*Task material:*

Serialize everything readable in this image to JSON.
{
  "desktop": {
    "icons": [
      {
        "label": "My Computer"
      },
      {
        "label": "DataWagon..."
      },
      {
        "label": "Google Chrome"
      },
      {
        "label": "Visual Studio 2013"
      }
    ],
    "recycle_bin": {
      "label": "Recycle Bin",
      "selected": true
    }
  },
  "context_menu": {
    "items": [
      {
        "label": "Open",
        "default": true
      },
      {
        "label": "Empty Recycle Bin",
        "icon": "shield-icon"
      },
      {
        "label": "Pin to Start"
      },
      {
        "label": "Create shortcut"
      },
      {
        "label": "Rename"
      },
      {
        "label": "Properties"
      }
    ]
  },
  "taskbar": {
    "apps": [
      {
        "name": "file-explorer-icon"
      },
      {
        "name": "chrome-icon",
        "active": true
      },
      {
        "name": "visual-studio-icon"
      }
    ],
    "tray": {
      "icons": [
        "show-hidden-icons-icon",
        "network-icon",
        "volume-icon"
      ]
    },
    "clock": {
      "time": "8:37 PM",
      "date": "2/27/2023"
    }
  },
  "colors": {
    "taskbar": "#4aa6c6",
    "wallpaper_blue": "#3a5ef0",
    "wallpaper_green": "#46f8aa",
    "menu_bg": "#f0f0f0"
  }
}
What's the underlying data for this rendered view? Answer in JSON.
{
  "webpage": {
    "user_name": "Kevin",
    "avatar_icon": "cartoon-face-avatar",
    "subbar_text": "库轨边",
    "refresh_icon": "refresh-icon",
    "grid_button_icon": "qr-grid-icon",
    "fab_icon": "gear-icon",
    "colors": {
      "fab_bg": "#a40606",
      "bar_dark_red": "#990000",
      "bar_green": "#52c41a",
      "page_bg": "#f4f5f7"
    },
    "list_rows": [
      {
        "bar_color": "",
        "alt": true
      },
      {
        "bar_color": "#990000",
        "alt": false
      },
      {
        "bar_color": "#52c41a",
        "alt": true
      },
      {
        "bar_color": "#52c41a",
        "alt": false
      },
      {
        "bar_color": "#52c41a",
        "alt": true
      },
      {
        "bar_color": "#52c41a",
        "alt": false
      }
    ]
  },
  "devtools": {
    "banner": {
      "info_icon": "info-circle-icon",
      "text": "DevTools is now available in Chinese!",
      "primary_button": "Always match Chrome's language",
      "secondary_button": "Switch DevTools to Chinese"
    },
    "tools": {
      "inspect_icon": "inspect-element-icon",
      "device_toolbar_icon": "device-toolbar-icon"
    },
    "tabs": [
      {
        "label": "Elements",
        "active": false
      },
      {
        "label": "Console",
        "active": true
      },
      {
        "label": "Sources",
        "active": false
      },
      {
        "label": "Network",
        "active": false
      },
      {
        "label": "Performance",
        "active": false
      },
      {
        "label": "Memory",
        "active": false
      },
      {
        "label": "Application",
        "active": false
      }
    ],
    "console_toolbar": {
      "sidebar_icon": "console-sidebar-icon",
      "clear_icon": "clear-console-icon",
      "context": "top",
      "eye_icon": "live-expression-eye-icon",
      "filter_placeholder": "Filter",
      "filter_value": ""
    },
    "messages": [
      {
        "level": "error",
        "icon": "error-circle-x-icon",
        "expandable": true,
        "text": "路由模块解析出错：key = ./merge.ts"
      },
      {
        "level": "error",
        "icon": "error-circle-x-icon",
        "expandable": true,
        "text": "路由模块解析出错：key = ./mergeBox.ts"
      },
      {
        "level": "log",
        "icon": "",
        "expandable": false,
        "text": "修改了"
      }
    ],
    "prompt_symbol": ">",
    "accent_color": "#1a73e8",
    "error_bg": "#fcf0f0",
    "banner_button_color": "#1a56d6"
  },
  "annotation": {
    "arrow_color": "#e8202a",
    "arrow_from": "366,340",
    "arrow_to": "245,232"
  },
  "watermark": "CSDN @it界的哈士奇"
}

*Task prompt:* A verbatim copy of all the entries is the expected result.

*Response for this exercise:*
Serialize everything readable in this image to JSON.
{
  "desktop": {
    "icons": [
      {
        "label": "My Computer"
      },
      {
        "label": "DataWagon..."
      },
      {
        "label": "Google Chrome"
      },
      {
        "label": "Visual Studio 2013"
      }
    ],
    "recycle_bin": {
      "label": "Recycle Bin",
      "selected": true
    }
  },
  "context_menu": {
    "items": [
      {
        "label": "Open",
        "default": true
      },
      {
        "label": "Empty Recycle Bin",
        "icon": "shield-icon"
      },
      {
        "label": "Pin to Start"
      },
      {
        "label": "Create shortcut"
      },
      {
        "label": "Rename"
      },
      {
        "label": "Properties"
      }
    ]
  },
  "taskbar": {
    "apps": [
      {
        "name": "file-explorer-icon"
      },
      {
        "name": "chrome-icon",
        "active": true
      },
      {
        "name": "visual-studio-icon"
      }
    ],
    "tray": {
      "icons": [
        "show-hidden-icons-icon",
        "network-icon",
        "volume-icon"
      ]
    },
    "clock": {
      "time": "8:37 PM",
      "date": "2/27/2023"
    }
  },
  "colors": {
    "taskbar": "#4aa6c6",
    "wallpaper_blue": "#3a5ef0",
    "wallpaper_green": "#46f8aa",
    "menu_bg": "#f0f0f0"
  }
}
What's the underlying data for this rendered view? Answer in JSON.
{
  "webpage": {
    "user_name": "Kevin",
    "avatar_icon": "cartoon-face-avatar",
    "subbar_text": "库轨边",
    "refresh_icon": "refresh-icon",
    "grid_button_icon": "qr-grid-icon",
    "fab_icon": "gear-icon",
    "colors": {
      "fab_bg": "#a40606",
      "bar_dark_red": "#990000",
      "bar_green": "#52c41a",
      "page_bg": "#f4f5f7"
    },
    "list_rows": [
      {
        "bar_color": "",
        "alt": true
      },
      {
        "bar_color": "#990000",
        "alt": false
      },
      {
        "bar_color": "#52c41a",
        "alt": true
      },
      {
        "bar_color": "#52c41a",
        "alt": false
      },
      {
        "bar_color": "#52c41a",
        "alt": true
      },
      {
        "bar_color": "#52c41a",
        "alt": false
      }
    ]
  },
  "devtools": {
    "banner": {
      "info_icon": "info-circle-icon",
      "text": "DevTools is now available in Chinese!",
      "primary_button": "Always match Chrome's language",
      "secondary_button": "Switch DevTools to Chinese"
    },
    "tools": {
      "inspect_icon": "inspect-element-icon",
      "device_toolbar_icon": "device-toolbar-icon"
    },
    "tabs": [
      {
        "label": "Elements",
        "active": false
      },
      {
        "label": "Console",
        "active": true
      },
      {
        "label": "Sources",
        "active": false
      },
      {
        "label": "Network",
        "active": false
      },
      {
        "label": "Performance",
        "active": false
      },
      {
        "label": "Memory",
        "active": false
      },
      {
        "label": "Application",
        "active": false
      }
    ],
    "console_toolbar": {
      "sidebar_icon": "console-sidebar-icon",
      "clear_icon": "clear-console-icon",
      "context": "top",
      "eye_icon": "live-expression-eye-icon",
      "filter_placeholder": "Filter",
      "filter_value": ""
    },
    "messages": [
      {
        "level": "error",
        "icon": "error-circle-x-icon",
        "expandable": true,
        "text": "路由模块解析出错：key = ./merge.ts"
      },
      {
        "level": "error",
        "icon": "error-circle-x-icon",
        "expandable": true,
        "text": "路由模块解析出错：key = ./mergeBox.ts"
      },
      {
        "level": "log",
        "icon": "",
        "expandable": false,
        "text": "修改了"
      }
    ],
    "prompt_symbol": ">",
    "accent_color": "#1a73e8",
    "error_bg": "#fcf0f0",
    "banner_button_color": "#1a56d6"
  },
  "annotation": {
    "arrow_color": "#e8202a",
    "arrow_from": "366,340",
    "arrow_to": "245,232"
  },
  "watermark": "CSDN @it界的哈士奇"
}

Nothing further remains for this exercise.